Harry Potter remains a legendary book and movie series that sparked a meteoric rise in fame for author JK Rowling. A beloved author since 1995, Rowling’s popularity took a turn in 2020 when she expressed concern about transgender women using female bathrooms.
It all started with a Tweet on June 6, 2020, when Rowling responded to an article entitled “Opinion: Creating a more equal post-COVID-19 world for people who menstruate.” Rowling was dumbfounded that the phrase “people who menstruate” was used to replace the term “women,” and said so. Immediately, she was hit with backlash, so in an effort to explain her tweet, she issued a lengthy statement that read, “If sex isn’t real, there’s no same-sex attraction. If sex isn’t real, the lived reality of women globally is erased.
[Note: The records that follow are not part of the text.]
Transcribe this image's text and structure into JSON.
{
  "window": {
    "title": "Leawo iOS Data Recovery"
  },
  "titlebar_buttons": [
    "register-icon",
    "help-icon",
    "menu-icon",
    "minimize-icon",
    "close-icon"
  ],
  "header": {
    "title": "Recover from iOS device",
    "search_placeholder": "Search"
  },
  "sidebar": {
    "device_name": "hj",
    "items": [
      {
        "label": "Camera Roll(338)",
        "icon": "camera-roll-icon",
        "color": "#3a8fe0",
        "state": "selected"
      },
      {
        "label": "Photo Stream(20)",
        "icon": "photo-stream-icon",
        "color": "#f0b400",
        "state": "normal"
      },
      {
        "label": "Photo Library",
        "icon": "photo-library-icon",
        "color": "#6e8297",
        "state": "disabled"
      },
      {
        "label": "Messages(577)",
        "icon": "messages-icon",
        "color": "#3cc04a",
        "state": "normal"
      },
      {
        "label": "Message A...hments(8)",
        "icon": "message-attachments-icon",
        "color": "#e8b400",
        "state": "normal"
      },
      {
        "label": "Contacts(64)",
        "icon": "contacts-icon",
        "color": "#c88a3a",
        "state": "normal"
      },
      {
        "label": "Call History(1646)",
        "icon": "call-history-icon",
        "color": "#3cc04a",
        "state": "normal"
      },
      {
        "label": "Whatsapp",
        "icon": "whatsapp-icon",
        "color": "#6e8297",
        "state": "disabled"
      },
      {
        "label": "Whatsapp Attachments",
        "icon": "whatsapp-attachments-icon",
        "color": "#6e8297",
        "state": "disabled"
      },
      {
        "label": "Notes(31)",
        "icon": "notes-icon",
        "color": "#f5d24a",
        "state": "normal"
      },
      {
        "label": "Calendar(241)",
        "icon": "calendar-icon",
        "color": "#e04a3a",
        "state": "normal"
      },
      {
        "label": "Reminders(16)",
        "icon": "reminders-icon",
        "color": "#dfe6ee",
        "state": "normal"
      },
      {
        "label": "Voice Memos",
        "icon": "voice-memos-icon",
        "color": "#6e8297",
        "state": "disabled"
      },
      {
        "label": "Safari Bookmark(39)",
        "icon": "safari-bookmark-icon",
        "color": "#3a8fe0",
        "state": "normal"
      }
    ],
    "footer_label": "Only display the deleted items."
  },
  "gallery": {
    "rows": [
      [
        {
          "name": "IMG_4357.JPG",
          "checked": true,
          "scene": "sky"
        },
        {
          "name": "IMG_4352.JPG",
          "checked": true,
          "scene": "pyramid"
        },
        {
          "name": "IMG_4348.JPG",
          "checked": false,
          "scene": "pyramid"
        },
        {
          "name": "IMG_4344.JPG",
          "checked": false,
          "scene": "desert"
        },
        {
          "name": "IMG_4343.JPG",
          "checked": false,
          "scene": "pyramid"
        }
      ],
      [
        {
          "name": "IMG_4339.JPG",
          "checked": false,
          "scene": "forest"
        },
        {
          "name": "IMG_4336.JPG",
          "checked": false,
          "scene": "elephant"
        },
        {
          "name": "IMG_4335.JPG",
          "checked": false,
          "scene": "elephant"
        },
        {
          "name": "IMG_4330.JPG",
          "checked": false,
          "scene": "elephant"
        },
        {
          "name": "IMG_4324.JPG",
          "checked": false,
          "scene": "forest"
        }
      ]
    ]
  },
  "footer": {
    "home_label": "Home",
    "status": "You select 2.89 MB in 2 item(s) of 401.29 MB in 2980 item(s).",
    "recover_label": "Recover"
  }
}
I know and love trans people, but erasing the concept of sex removes the ability of many to meaningfully discuss their lives. It isn’t hate to speak the truth. The idea that women like me, who’ve been empathetic to trans people for decades, feeling kinship because they’re vulnerable in the same way as women—i.e., to male violence—‘hate’ trans people because they think sex is real and has lived consequences—is nonsense.”
She continued, “I respect every trans person’s right to live any way that feels authentic and comfortable to them. I’d march with you if you were discriminated against on the basis of being trans. At the same time, my life has been shaped by being female. I do not believe it’s hateful to say so.”
Those comments, instead of putting out fires, inflamed them. And now over a year later, the flames are getting hotter. As recently as a week ago, Rowling was tagged in a threatening tweet that read, “I wish you a very nice pipe bomb in mailbox.” The poster called himself Sam and listed his handle as @queerqegaard.
Rowling quipped in response, “To be fair, when you can’t get a woman sacked, arrested or dropped by her publisher, and cancelling her only made her book sales go up, there’s really only one place to go.”
But it is clear in reading through Rowling’s tweets that she has taken a beating since sharing her opinion with the Twitter world. She has stated that “hundreds of trans activists have threatened to beat, rape, assassinate and bomb me,” and her followers have questioned why the hate language and threats – a clear violation of Twitter’s policies – have been allowed to continue.
A few commenters have tried to downplay the threatening tweets, saying that she can’t prove they come from trans activists and could be bait from internet trolls. This sparked one reporter to note that this is yet another problem with Twitter. Anyone can create an anonymous account and hide behind a fake name. As long as Twitter allows this, it’s users are vulnerable to everyone from Russian hackers deliberately causing dissent within the country, to cyber bullies, to those threatening physical harm and death.
Rowling has pointed out that it makes no sense for a marginalized and bullied group like the trans community to then turn around and bully someone who has always defended them. But the trans community contends that she is using her platform to marginalize them further by causing others to fear transgender people.
Yet many of those who have disagreed with her viewpoint are standing against the threats and violence being leveled against Rowling. It remains to be seen if Twitter will step up its efforts to remove hateful and threatening posts, even if they are proven to come from a marginalized group.